Arlington County, Virginia – March of Dimes unveiled a plan aiming to reduce U.S. premature birth rate down to 5.5 percent by 2030, according to a press release on their website.

They state that the U.S. premature birth rate has declined over the past eight years, although this hasn’t been the same for all the people. Several communities, and specific racial and ethnic groups, are still suffering the consequences of double-digit rates of premature birth, as stated by the organization.

March of Dimes aims to improve the health of babies by preventing birth defects, premature birth and infant mortality. Credit:

According to statistics from the National Center for Health Statistics, the U.S. preterm birth rate was 9.6 percent in 2014. It is among the worst of high-resource countries.
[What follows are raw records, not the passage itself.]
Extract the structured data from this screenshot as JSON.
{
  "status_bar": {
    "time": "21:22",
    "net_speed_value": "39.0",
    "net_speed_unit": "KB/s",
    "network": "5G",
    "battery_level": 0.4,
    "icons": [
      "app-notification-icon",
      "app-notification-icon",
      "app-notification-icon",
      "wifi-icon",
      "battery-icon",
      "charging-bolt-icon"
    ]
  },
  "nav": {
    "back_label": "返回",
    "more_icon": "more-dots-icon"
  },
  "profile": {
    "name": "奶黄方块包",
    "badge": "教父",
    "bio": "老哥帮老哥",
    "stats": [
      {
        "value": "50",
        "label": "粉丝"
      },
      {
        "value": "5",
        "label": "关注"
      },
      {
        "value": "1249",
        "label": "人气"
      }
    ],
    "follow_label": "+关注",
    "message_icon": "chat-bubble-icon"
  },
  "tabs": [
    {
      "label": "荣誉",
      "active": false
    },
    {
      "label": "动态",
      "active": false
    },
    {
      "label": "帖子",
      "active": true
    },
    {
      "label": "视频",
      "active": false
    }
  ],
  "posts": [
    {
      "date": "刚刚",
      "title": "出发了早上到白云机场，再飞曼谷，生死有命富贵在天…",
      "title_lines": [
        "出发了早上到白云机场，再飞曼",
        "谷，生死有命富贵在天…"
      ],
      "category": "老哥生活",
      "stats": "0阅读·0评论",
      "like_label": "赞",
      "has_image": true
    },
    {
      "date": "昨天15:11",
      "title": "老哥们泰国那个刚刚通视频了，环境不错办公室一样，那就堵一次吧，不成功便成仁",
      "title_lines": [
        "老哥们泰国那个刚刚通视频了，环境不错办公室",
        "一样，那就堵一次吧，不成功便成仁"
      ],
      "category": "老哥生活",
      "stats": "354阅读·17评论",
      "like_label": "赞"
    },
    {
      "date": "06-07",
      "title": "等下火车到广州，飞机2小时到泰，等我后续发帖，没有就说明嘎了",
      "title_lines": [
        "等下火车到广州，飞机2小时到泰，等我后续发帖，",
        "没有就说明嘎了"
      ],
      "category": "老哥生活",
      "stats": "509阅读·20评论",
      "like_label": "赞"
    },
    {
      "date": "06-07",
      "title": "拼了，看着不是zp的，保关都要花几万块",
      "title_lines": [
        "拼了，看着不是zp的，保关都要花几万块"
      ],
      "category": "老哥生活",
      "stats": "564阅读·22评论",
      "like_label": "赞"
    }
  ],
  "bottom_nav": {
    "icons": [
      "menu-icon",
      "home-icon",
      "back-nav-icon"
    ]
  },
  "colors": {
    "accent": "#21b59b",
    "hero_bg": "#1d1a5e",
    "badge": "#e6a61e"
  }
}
All over the globe, more than 15 million babies are born prematurely, and nearly one million of them die of complications. Those who manage to survive, suffer from serious health issues, including breathing problems, vision loss, cerebral palsy and intellectual complications.

The recently unveiled plan focus more resources and attention on these “high population and high burden” areas that are highly vulnerable, according to the former U.S. Surgeon General Regina M. Benjamin, MD. The announcement, made by Dr. Benjamin, a member of the March of Dimes Board of Trustees, marked the 5th annual World Prematurity Day.

Dr. Benjamin presented the March of Dimes “Prematurity Campaign Roadmap” at the March of Dimes Prematurity Prevention Conference, that gathered public health officials, doctors, nurses and other parties involved to discuss the latest improvements on the matter. The plan outlines specific guidelines to health care providers and officials to prevent preterm birth.

“As a family doctor, I’ve seen the terrible impact of premature birth,” said Dr. Benjamin, who operates a rural health clinic in Alabama. “It can cause life-long disabilities, and it is the number one killer of babies,” says the press release.

Dr. Benjamin believes that this detailed plan, aiming to help people and health officials to understand and prevent premature birth, is “critical.” Also, he added that if they succeed, an estimated of 1.3 million babies could be spared of having serious health consequences. This could mean potential savings of $70 billion in health and society costs, according to him.

According to the press release, some of the organizations supporting the March of Dimes Prematurity Campaign are the American Academy of Pediatrics (AAP); the American College of Obstetricians and Gynecologists (ACOG); the Association of Maternal and Child Health Programs (AMCHP), among others.

The primary phase of the plan will focus on six states and U.S. territories with the highest rates of preterm birth -including Puerto Rico, Alabama, Mississippi, and Louisiana, showing rates above 11.5 percent. The states of Florida and Texas will also be included, each one having a rate of 10 percent.

The Phase II of the plan will bring the attention to an additional set of ten states, that have more than 100,000 births each year, such as California, Georgia, Illinois, Michigan, New Jersey, New York, North Carolina, Ohio, Pennsylvania, and Virginia, according to the press release.

According to their website, The March of Dimes Org. leads the World Prematurity Network (WPN), a global union of consumer and parent groups that aim to raise awareness on the preterm-birth subject in their countries. In 2014, almost 100 countries participated in World Prematurity Day, an initiative including outdoor events, petitions and other forms of support.

Source: March of Dimes Organization